In the meantime you should block the person so that he cannot see any part of your profile and learn anything about you.
If it is a more dangerous threat– someone says that he is coming after you and has a gun – then skip the admin and Facebook, and contact law enforcement. When you call, you will need to ask for the department or person who handles an urgent social media threat on Facebook. It may even be wise to call your state Bureau of Investigations. They will be receptive in lieu of the recent situation where a man allegedly murdered someone live on Facebook, then killed himself before being captured.

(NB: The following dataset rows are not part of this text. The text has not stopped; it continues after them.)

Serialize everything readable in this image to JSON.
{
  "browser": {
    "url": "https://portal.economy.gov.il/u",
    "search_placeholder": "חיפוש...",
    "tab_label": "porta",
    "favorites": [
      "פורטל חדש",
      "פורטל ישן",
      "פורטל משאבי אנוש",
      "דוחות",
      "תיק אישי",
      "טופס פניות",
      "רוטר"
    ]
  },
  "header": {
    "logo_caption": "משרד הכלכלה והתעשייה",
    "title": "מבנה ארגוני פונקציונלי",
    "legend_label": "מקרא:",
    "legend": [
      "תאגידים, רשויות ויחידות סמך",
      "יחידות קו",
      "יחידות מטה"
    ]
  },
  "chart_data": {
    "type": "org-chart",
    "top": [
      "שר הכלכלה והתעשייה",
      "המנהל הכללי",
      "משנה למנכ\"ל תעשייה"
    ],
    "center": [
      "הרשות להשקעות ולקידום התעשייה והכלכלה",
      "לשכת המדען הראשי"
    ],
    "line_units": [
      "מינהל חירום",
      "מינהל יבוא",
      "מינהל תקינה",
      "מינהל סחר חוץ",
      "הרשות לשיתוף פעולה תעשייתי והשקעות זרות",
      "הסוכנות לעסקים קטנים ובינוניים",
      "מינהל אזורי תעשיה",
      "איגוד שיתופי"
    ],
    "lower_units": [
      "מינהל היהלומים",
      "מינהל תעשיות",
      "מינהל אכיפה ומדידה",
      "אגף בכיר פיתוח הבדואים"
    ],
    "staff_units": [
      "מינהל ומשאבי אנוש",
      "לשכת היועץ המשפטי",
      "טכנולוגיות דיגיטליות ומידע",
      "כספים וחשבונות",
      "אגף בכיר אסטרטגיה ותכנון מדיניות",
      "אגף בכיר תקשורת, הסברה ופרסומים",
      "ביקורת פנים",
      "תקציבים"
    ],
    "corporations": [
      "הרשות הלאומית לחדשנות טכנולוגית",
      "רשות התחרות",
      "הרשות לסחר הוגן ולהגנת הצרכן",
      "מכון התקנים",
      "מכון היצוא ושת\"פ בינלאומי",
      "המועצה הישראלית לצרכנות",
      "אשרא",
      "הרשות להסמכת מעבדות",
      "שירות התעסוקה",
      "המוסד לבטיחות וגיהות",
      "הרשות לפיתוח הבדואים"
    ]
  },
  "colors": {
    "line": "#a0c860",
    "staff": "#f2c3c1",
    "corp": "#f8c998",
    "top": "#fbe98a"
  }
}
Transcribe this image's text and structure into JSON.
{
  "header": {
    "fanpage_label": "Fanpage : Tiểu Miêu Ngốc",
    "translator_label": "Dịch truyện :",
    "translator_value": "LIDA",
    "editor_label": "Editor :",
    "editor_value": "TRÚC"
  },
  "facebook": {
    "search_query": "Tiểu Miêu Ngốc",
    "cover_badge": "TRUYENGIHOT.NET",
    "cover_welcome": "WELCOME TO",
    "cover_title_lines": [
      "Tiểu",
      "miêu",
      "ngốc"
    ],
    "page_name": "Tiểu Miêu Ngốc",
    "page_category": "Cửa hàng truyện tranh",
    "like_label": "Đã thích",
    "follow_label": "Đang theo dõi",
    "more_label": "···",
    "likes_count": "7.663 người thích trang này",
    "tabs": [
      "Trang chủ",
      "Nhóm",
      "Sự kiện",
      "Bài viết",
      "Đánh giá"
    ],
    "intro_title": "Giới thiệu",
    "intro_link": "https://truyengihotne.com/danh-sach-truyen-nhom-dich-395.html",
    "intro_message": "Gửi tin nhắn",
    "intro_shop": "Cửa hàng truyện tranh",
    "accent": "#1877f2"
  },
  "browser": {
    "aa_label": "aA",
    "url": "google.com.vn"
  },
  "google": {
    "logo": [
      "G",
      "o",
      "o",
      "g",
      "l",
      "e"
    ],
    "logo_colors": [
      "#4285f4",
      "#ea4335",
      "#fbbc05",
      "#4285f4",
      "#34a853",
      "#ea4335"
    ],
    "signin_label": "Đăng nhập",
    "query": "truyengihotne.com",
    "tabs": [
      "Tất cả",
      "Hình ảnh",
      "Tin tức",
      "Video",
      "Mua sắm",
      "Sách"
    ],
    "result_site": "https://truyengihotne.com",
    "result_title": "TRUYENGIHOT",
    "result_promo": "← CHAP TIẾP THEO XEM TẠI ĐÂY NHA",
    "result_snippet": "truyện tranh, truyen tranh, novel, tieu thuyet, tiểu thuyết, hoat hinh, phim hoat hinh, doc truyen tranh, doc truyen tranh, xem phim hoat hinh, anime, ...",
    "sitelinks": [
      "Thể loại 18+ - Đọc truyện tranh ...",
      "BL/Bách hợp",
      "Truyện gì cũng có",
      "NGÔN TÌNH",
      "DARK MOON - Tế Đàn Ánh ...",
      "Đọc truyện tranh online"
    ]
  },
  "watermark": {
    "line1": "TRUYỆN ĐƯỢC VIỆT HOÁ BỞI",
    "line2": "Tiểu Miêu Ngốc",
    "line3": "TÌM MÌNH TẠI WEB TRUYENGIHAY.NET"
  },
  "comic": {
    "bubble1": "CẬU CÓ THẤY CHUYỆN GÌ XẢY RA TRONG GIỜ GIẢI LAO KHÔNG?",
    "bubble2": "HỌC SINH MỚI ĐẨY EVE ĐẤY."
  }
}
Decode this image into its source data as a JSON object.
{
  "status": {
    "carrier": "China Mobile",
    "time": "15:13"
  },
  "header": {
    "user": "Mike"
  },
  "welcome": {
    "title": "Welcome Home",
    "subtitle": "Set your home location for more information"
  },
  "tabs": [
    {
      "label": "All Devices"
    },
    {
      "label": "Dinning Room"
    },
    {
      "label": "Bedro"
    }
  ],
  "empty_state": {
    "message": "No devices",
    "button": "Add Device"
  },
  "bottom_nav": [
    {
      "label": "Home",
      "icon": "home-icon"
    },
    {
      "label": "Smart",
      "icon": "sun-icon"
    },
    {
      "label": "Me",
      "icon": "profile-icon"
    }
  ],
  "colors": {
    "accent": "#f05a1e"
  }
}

Make sure you have photos. Go to the attacker’s own profile wall and take more photos which will help. It is important to take a screenshot photo of any attack to document it, because the attacker can delete it and claim it never happened. Facebook will not act on deleted posts if you have no evidence.
Other red flags that you should report are:
Weird groups you run across – I reported a group last year that I saw in a person’s group list. It had a bunch of photos and discussion of adults who like to wear diapers and act like babies. That sounds disgusting, but actually considered harmless by Facebook. The real issue was that some of the photos showed young people who were obviously under eighteen years old. I turned it over to law enforcement. The group is gone. I don’t know if it was because of my reporting or someone else’s, but if you see something that’s not right, DO SOMETHING!
Bigotry and racism. This is a judgment call, because some people see it all day long. But if you see blatant racism, especially in a group, and no admin wants to remove the member, then report it to Facebook. Facebook does not take racism lightly and they will sanction the member by removing privileges, even permanently.
Keep in mind that unless you actually tell a person that you are reporting him, he will never know it was you. People as young as 14 can be on Facebook. We need to be responsible adults and keep the riff raff off.
The desire to write this article was born this past weekend when I was attacked and cussed at in a group by an ignorant person. The group is a political group that is supposed to be for conservatives, but it has turned into a sort of middle school playground free-for-all, since the sole admin can’t handle the 6,300+ members, and he doesn’t want to deal with what he calls “mild attacks”.
I took appropriate measures by reporting the offender to Facebook, and I’m waiting for a response. This is a situation where the admin has not acted in an appropriate manner, because this is not an isolated incident in this group, which is called, “Sarah Palin Out of Nowhere!” I joined because I wanted to post my articles from this media, even if I didn’t agree with many of the members’ views. Sometimes it’s unavoidable to be pulled into discussions when lies are being promulgated. Here are a couple screenshots from a man whose name I am leaving public so you can also block him, report him, etc. He is still a member of that group, and I have been removed from the group for agitating the admin too much about trying to get Robert Orena removed.
These disgusting and vile comments are more extreme examples, but in politics on Facebook, anything goes, and maybe you have seen it. It’s much easier to keep trolls off of your own wall than in groups. I have found that the best way to enjoy groups is to be one of the admins. Then I can use my “steel toed boot” and kick out an offender in an expedient manner.